There are no words to describe how much that means to me, how precious it is. She’s a golden heart wrapped in skin. She’s made mistakes, she’s fought tooth and nail through a male-dominated industry, she’s battled record labels for her right to be herself, she’s battled depression (and no doubt still does; depression is a clingy bastard that won’t stop calling and leaving creepy messages). She could be incredibly jaded, bitter, immutably and incurably cynical about the world – but she’s not. She has hope, dreams and laughter aplenty for the world to enjoy. While Ms O’Connor and Ms Cyrus were taking pot-shots at one another she was enjoying the company of young girls interested in music, looking and knowing the future was unfolding right before her eyes – and that the future is full of hope.
If she can look at the world with such wonder why can’t we all?

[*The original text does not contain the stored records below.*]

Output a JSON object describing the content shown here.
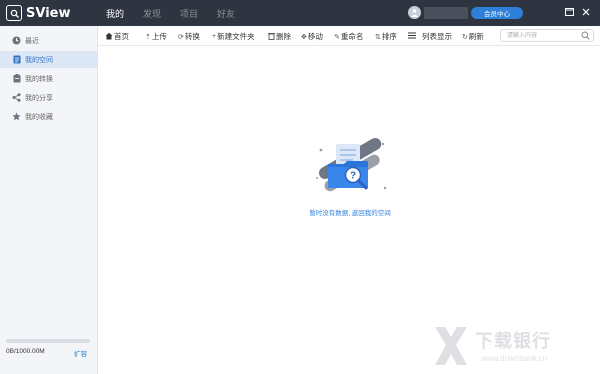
{
  "app": {
    "name": "SView"
  },
  "topnav": [
    "我的",
    "发现",
    "项目",
    "好友"
  ],
  "header": {
    "vip_button": "会员中心"
  },
  "sidebar": {
    "items": [
      {
        "label": "最近",
        "icon": "clock-icon"
      },
      {
        "label": "我的空间",
        "icon": "document-icon",
        "active": true
      },
      {
        "label": "我的转换",
        "icon": "clipboard-icon"
      },
      {
        "label": "我的分享",
        "icon": "share-icon"
      },
      {
        "label": "我的收藏",
        "icon": "star-icon"
      }
    ],
    "storage_text": "0B/1000.00M",
    "storage_used_fraction": 0,
    "expand_label": "扩容"
  },
  "toolbar": {
    "home": "首页",
    "upload": "上传",
    "convert": "转换",
    "new_folder": "新建文件夹",
    "delete": "删除",
    "move": "移动",
    "rename": "重命名",
    "sort": "排序",
    "list_view": "列表显示",
    "refresh": "刷新",
    "search_placeholder": "请输入内容"
  },
  "empty_state": {
    "message": "暂时没有数据, 返回我的空间"
  },
  "watermark": {
    "cn": "下载银行",
    "en": "www.downbank.cn"
  },
  "colors": {
    "titlebar": "#2f3540",
    "accent": "#2d7fd8",
    "sidebar_active": "#dde8f7"
  }
}
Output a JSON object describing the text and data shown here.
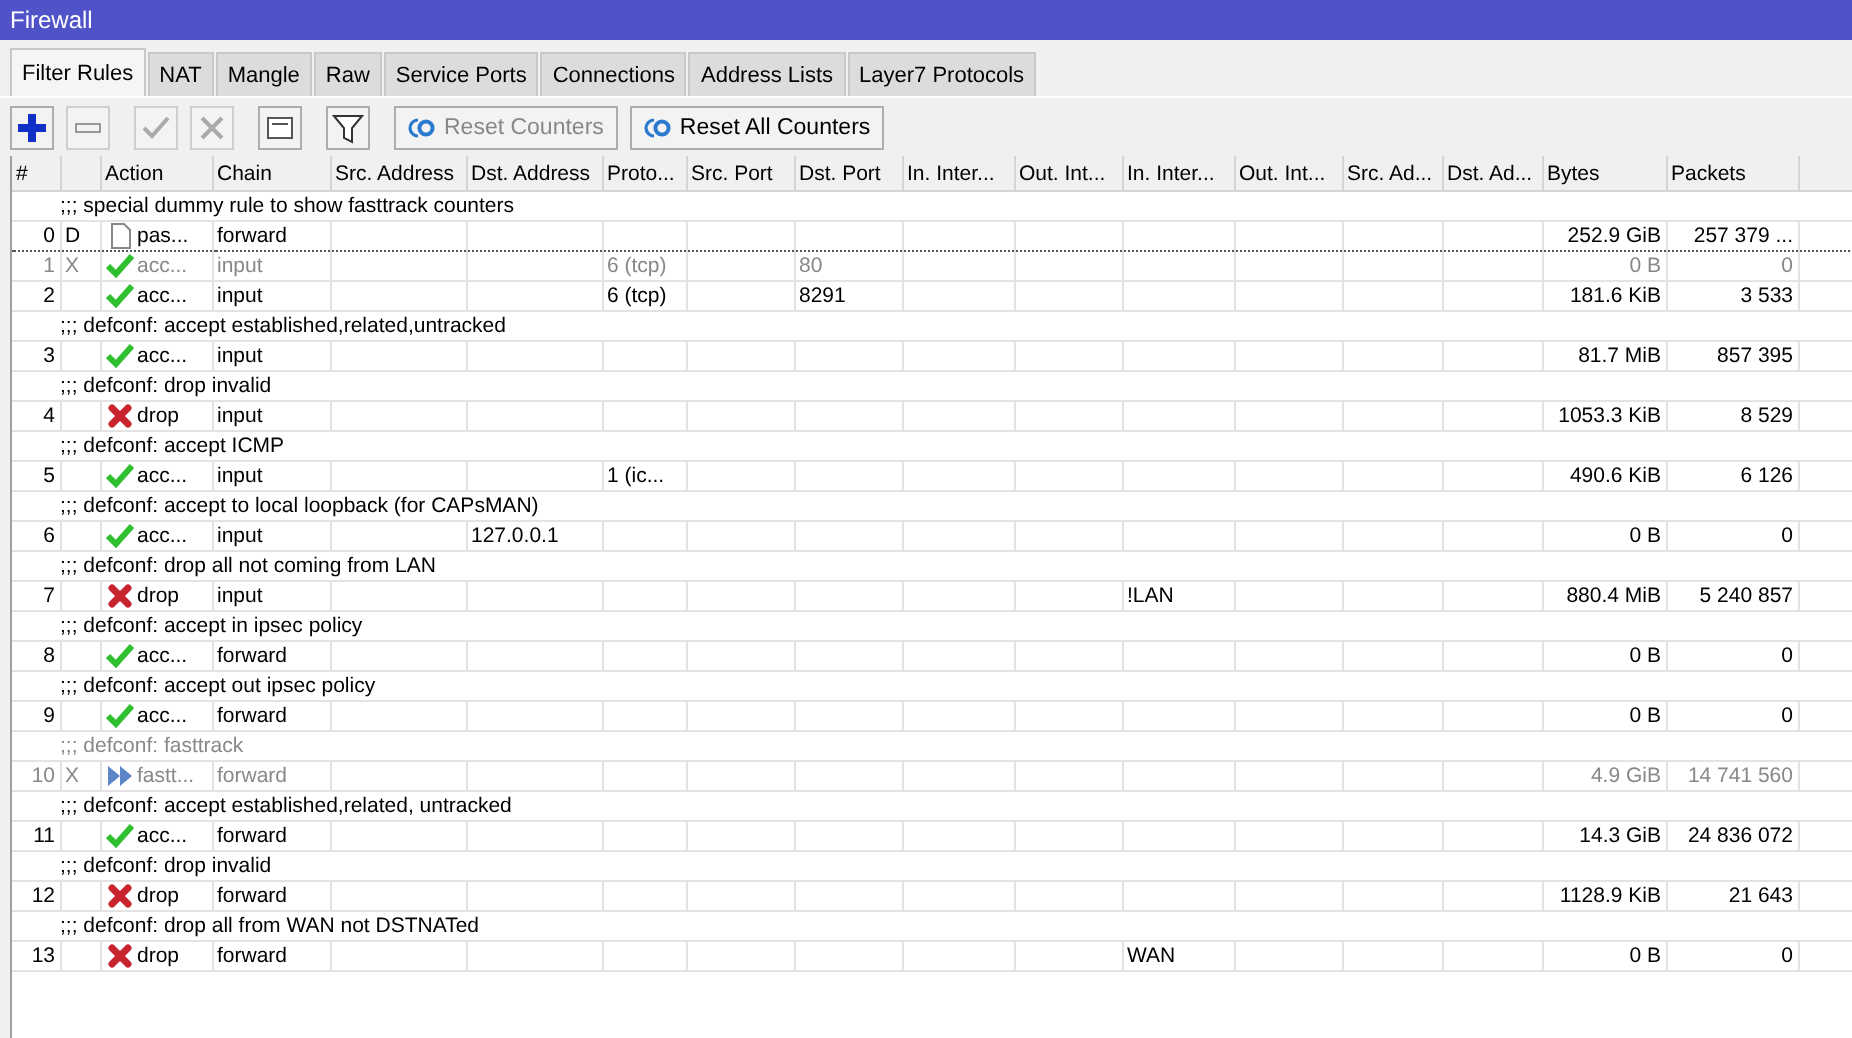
{
  "window": {
    "title": "Firewall"
  },
  "tabs": [
    {
      "label": "Filter Rules",
      "selected": true
    },
    {
      "label": "NAT",
      "selected": false
    },
    {
      "label": "Mangle",
      "selected": false
    },
    {
      "label": "Raw",
      "selected": false
    },
    {
      "label": "Service Ports",
      "selected": false
    },
    {
      "label": "Connections",
      "selected": false
    },
    {
      "label": "Address Lists",
      "selected": false
    },
    {
      "label": "Layer7 Protocols",
      "selected": false
    }
  ],
  "toolbar": [
    {
      "kind": "add",
      "disabled": false
    },
    {
      "kind": "remove",
      "disabled": true
    },
    {
      "kind": "enable",
      "disabled": true
    },
    {
      "kind": "disable",
      "disabled": true
    },
    {
      "kind": "comment",
      "disabled": false
    },
    {
      "kind": "filter",
      "disabled": false
    },
    {
      "kind": "reset",
      "label": "Reset Counters",
      "disabled": true
    },
    {
      "kind": "reset",
      "label": "Reset All Counters",
      "disabled": false
    }
  ],
  "table": {
    "columns": [
      "#",
      "Action",
      "Chain",
      "Src. Address",
      "Dst. Address",
      "Proto...",
      "Src. Port",
      "Dst. Port",
      "In. Inter...",
      "Out. Int...",
      "In. Inter...",
      "Out. Int...",
      "Src. Ad...",
      "Dst. Ad...",
      "Bytes",
      "Packets"
    ],
    "rules": [
      {
        "comment": ";;; special dummy rule to show fasttrack counters",
        "number": "0",
        "flag": "D",
        "kind": "passthrough",
        "action": "pas...",
        "chain": "forward",
        "bytes": "252.9 GiB",
        "packets": "257 379 ...",
        "disabled": false,
        "focused": true
      },
      {
        "number": "1",
        "flag": "X",
        "kind": "accept",
        "action": "acc...",
        "chain": "input",
        "protocol": "6 (tcp)",
        "dst_port": "80",
        "bytes": "0 B",
        "packets": "0",
        "disabled": true,
        "focused": false
      },
      {
        "number": "2",
        "kind": "accept",
        "action": "acc...",
        "chain": "input",
        "protocol": "6 (tcp)",
        "dst_port": "8291",
        "bytes": "181.6 KiB",
        "packets": "3 533",
        "disabled": false,
        "focused": false
      },
      {
        "comment": ";;; defconf: accept established,related,untracked",
        "number": "3",
        "kind": "accept",
        "action": "acc...",
        "chain": "input",
        "bytes": "81.7 MiB",
        "packets": "857 395",
        "disabled": false,
        "focused": false
      },
      {
        "comment": ";;; defconf: drop invalid",
        "number": "4",
        "kind": "drop",
        "action": "drop",
        "chain": "input",
        "bytes": "1053.3 KiB",
        "packets": "8 529",
        "disabled": false,
        "focused": false
      },
      {
        "comment": ";;; defconf: accept ICMP",
        "number": "5",
        "kind": "accept",
        "action": "acc...",
        "chain": "input",
        "protocol": "1 (ic...",
        "bytes": "490.6 KiB",
        "packets": "6 126",
        "disabled": false,
        "focused": false
      },
      {
        "comment": ";;; defconf: accept to local loopback (for CAPsMAN)",
        "number": "6",
        "kind": "accept",
        "action": "acc...",
        "chain": "input",
        "dst_address": "127.0.0.1",
        "bytes": "0 B",
        "packets": "0",
        "disabled": false,
        "focused": false
      },
      {
        "comment": ";;; defconf: drop all not coming from LAN",
        "number": "7",
        "kind": "drop",
        "action": "drop",
        "chain": "input",
        "in_interface_list": "!LAN",
        "bytes": "880.4 MiB",
        "packets": "5 240 857",
        "disabled": false,
        "focused": false
      },
      {
        "comment": ";;; defconf: accept in ipsec policy",
        "number": "8",
        "kind": "accept",
        "action": "acc...",
        "chain": "forward",
        "bytes": "0 B",
        "packets": "0",
        "disabled": false,
        "focused": false
      },
      {
        "comment": ";;; defconf: accept out ipsec policy",
        "number": "9",
        "kind": "accept",
        "action": "acc...",
        "chain": "forward",
        "bytes": "0 B",
        "packets": "0",
        "disabled": false,
        "focused": false
      },
      {
        "comment": ";;; defconf: fasttrack",
        "number": "10",
        "flag": "X",
        "kind": "fasttrack",
        "action": "fastt...",
        "chain": "forward",
        "bytes": "4.9 GiB",
        "packets": "14 741 560",
        "disabled": true,
        "focused": false
      },
      {
        "comment": ";;; defconf: accept established,related, untracked",
        "number": "11",
        "kind": "accept",
        "action": "acc...",
        "chain": "forward",
        "bytes": "14.3 GiB",
        "packets": "24 836 072",
        "disabled": false,
        "focused": false
      },
      {
        "comment": ";;; defconf: drop invalid",
        "number": "12",
        "kind": "drop",
        "action": "drop",
        "chain": "forward",
        "bytes": "1128.9 KiB",
        "packets": "21 643",
        "disabled": false,
        "focused": false
      },
      {
        "comment": ";;; defconf: drop all from WAN not DSTNATed",
        "number": "13",
        "kind": "drop",
        "action": "drop",
        "chain": "forward",
        "in_interface_list": "WAN",
        "bytes": "0 B",
        "packets": "0",
        "disabled": false,
        "focused": false
      }
    ]
  }
}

I am, as you’ve no doubt gathered, not female. Nor am I a singer. I barely even really consider myself an artist; I’m more some dude with a keyboard, a blog and a head full of doubts. Ms Palmer doesn’t know me; very likely she never will. Like most of my inspirations she’s a distant figure that my admiring mind irrationally thinks can accomplish miracles, a person who seems so alien and familiar to me at once, and who wouldn’t know me from anyone else should she see me on the street. But that’s all right. She’s in the world and that’s a valuable, important thing.
Back to the point, despite not being a female singer artist her open letter struck a deep chord within me. This is an important lesson for anyone interested in any kind of self-expression. Y’all should read Ms Palmer’s letter for the simple, elegant concept of an artist’s uniform.
It’s not just about clothes, of course, it’s about style, direction, intent, drive, passion. Like many writers I spend a lot more time worrying whether my works will seem too similar to one or another of my muses. I worry about whether my work is original enough and yet familiar enough. Different enough but not too different. I concern myself over which genre to work in (or whether to work in several), whether my style suits one more than another, which demographic to aim for so that I’m not just swinging wildly in the dark hoping to make some kind of connection.
And you know what? It’s okay for writers to try on their own uniform, to change it now and then, to experiment and to play. It’s okay for us to give ourselves permission to do that. It’s okay for fine artists to go through a dozen mediums until they find the one that works (sculpting with plasticine? Awesome! Oil painting with your fingers? Great!). We don’t need to commit our lives to just one thing and we’re not failures if we find, halfway through something, that it really isn’t Us. We are permitted to learn about ourselves. We’re allowed to allow ourselves that and if it makes us better as artists, better as people, then there’s no shame in going, ‘Well, raffia didn’t work, guess I’ll give all this stuff away to the local school’s art department.’ It’s okay if my poems mimic English nursery rhymes, my stories are trite and my blog posts are boring. And it’s okay if they’re none of those things.
That’s my TIL. That’s the lesson I took from this fracas about women proclaiming each other to be acting like prostitutes, or to be crazy, or this or that. One woman, in the middle of it, seeing both sides and calling for mutual support rather than mutual criticism. One woman saying, ‘It’s okay to learn who you are.’
I feel deeply humbled and immensely privileged to be a part of a world in which the ballad that is Amanda Palmer continues to unfold.
— Scott Thornby, 4th of October, 2013
A short note about titles…
You’ll note throughout this blog post, and perhaps others that I’ve written, that I tend toward the formal ‘Ms’ more often than I use people’s first names. This is meant as a mark of respect. It’s a legacy of how I was brought up; I don’t tend to use people’s first names unless I’ve been introduced to them with only a first name, I know them reasonably well or they’ve explicitly given me permission to use their first name (or a nickname). My apologies if it seems archaic or awkward.
As an aside you’ll notice I don’t afford Robin Thicke the same courtesy. Yes, you can guess why.